The herd of minor characters that once inhabited Arctic Biosystems was virtually wiped out in last night’s episode of Helix on Syfy. Per the late Constance Sutton, the herd has been significantly trimmed. The hapless scientists discovered—too late for about a dozen or so of them—that the Narvik-B infected zombies have evolved into intelligent, coordinated attackers. One scene is clearly intended to top last week’s awesomely disgusting coffee klatsch, in which the zombies regurgitated black slime into coffee mugs—including Dr. Hatake’s “Keep Calm and Carry On” mug. They gave this freshly brewed ‘Narvik Roast’ to Peter to sip in order to revive him, or rather unrevive him. Peter then became the king zombie, and began organizing attacks.
Last night’s episode opened with a laboratory rat spinning helplessly inside a microwave. The stove had been placed on the floor in the middle of a hallway, as bait it turns out. One of the starving scientists—food has been very scarce for many episodes now—is enticed by the prospect of getting a bit more protein into her diet. Just as she clutches at the microwave she is captured by zombies, (they prefer to be called vectors) and dragged off to their laboratory. The abandoned rodent explodes inside the microwave, probably serving as an inspiration to a number of 12 year old boys who enjoy bothering animals.
The zombies infect the captured scientist with the Narvik-B virus, strap her to a table, and then exsanguinate her of her now black bodily fluids, which they collect as a biological weapon. Under Peter’s direction, this is dumped into the pipes that supply water to the overhead fire prevention sprinkler system. At least Arctic Biosystems meets safety codes! The remaining scientists, gathered in a room they believed to be secure from attack, are now baptized with the black blood of their slain colleague, and become zombie/vectors themselves.
Not to worry. Alan, Julia, Dr. Hatake and Sarah have come up with a cure. It involves spraying the victims with cryogenic fluid to freeze them, and then stabbing them in the stomach with a hypodermic filled with some kind of serum. The cure provokes agonizing seizures and considerable regurgitation, but appears to work. Peter is one of the staff rescued from the clutches of Narvik-B. It is about time. A few of the zombies decline medical treatment and escape into the air ducts.
Yet timing is everything. 100 storm troopers from the evil Ilaria Corporation parachute down to retake their property and secure the Narvik virus for their own nefarious use—most likely mass genocide and world domination. They are lead by “the Scythe”, who is carrying behind his back—you guessed it—a couple of sharp curved sickles with which he is likely to do much reaping. The mask, black uniform and sickles create menace for what later turns out to be a silver eyed teenaged punk—a far cry from the notorious Constance Sutton. The minor scientist characters allow the Scythe on to the elevator they are taking down to the bunker beneath the base, thinking he is their rescuer. He isn’t. Regrettably their acting contracts have run out and very soon so will most of their blood.

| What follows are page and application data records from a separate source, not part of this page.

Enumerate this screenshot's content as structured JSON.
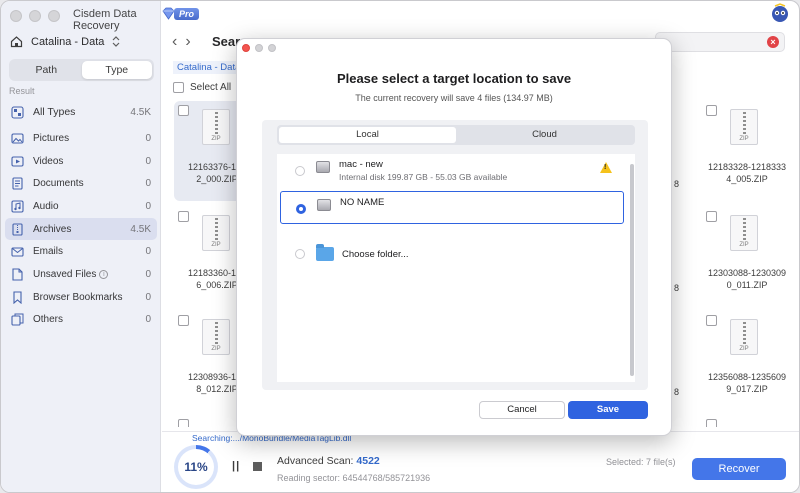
{
  "app": {
    "title": "Cisdem Data Recovery",
    "badge": "Pro"
  },
  "sidebar": {
    "drive_name": "Catalina - Data",
    "view_tabs": [
      "Path",
      "Type"
    ],
    "active_view": "Type",
    "result_label": "Result",
    "items": [
      {
        "label": "All Types",
        "count": "4.5K",
        "icon": "all-types-icon"
      },
      {
        "label": "Pictures",
        "count": "0",
        "icon": "picture-icon"
      },
      {
        "label": "Videos",
        "count": "0",
        "icon": "video-icon"
      },
      {
        "label": "Documents",
        "count": "0",
        "icon": "document-icon"
      },
      {
        "label": "Audio",
        "count": "0",
        "icon": "audio-icon"
      },
      {
        "label": "Archives",
        "count": "4.5K",
        "icon": "archive-icon"
      },
      {
        "label": "Emails",
        "count": "0",
        "icon": "email-icon"
      },
      {
        "label": "Unsaved Files",
        "count": "0",
        "icon": "unsaved-files-icon"
      },
      {
        "label": "Browser Bookmarks",
        "count": "0",
        "icon": "bookmark-icon"
      },
      {
        "label": "Others",
        "count": "0",
        "icon": "others-icon"
      }
    ],
    "active_item": "Archives"
  },
  "main": {
    "title_fragment": "Sear",
    "breadcrumb": "Catalina - Data",
    "select_all_label": "Select All",
    "files": {
      "col1": [
        "12163376-121\n2_000.ZIP",
        "12183360-121\n6_006.ZIP",
        "12308936-123\n8_012.ZIP"
      ],
      "col_right": [
        "12183328-1218333\n4_005.ZIP",
        "12303088-1230309\n0_011.ZIP",
        "12356088-1235609\n9_017.ZIP"
      ],
      "right_edge_fragments": [
        "8",
        "8",
        "8"
      ],
      "zip_label": "ZIP"
    },
    "status_searching": "Searching:.../MonoBundle/MediaTagLib.dll"
  },
  "bottom": {
    "progress_percent": "11%",
    "progress_value": 0.11,
    "scan_label": "Advanced Scan:",
    "scan_count": "4522",
    "reading_sector": "Reading sector: 64544768/585721936",
    "selected": "Selected: 7 file(s)",
    "recover_label": "Recover"
  },
  "dialog": {
    "title": "Please select a target location to save",
    "subtitle": "The current recovery will save 4 files (134.97 MB)",
    "tabs": [
      "Local",
      "Cloud"
    ],
    "active_tab": "Local",
    "locations": [
      {
        "name": "mac - new",
        "detail": "Internal disk 199.87 GB - 55.03 GB available",
        "warning": true
      },
      {
        "name": "NO NAME",
        "detail": "",
        "selected": true
      },
      {
        "name": "Choose folder...",
        "detail": ""
      }
    ],
    "cancel_label": "Cancel",
    "save_label": "Save"
  },
  "colors": {
    "accent": "#2f63e0",
    "sidebar_bg": "#eef0f7",
    "active_item_bg": "#d8ddef",
    "warning": "#f5c21b",
    "close_red": "#f3544f"
  }
}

Chased and eaten by zombies, shot at by corporate goons, infected with a bioengineered virus, frozen with cryogenic fluid, stabbed with hypodermics, throats slit—the last 10 days have been difficult for the staff of Arctic Biosystems.
The Scythe and his two henchwomen step off the elevator, leaving a pile of bodies behind them—they want Hatake and the Narvik-B virus, and otherwise plan to harvest whoever is still standing. This includes Alan, Julia, Sarah, Peter, Miksa, and Dr. Hatake. But wait, where are Anana and Bellesaros? In the last episode they were in the nearby Inuit village, urging the natives to disperse into the wilderness to avoid destruction by the Ilarians. They were completely absent from last night’s episode.
It may be that instead of the cowboys it may be the Indians—or rather the Inuits—who come over the hill and save the day. Last night the level of violence and gore was so over the top that the show began to resemble a cartoon. The habit of pairing gruesome scenes with mid 20th Century lounge lizard music keeps the tone of the show quirky and off kilter. Only a few episodes remain in the first season of this fascinating soap opera, so it will be interesting to see which parts of the plot get resolved, and which do not.
See Helix | Syfy. Helix is on SyFy Friday nights at 10:00.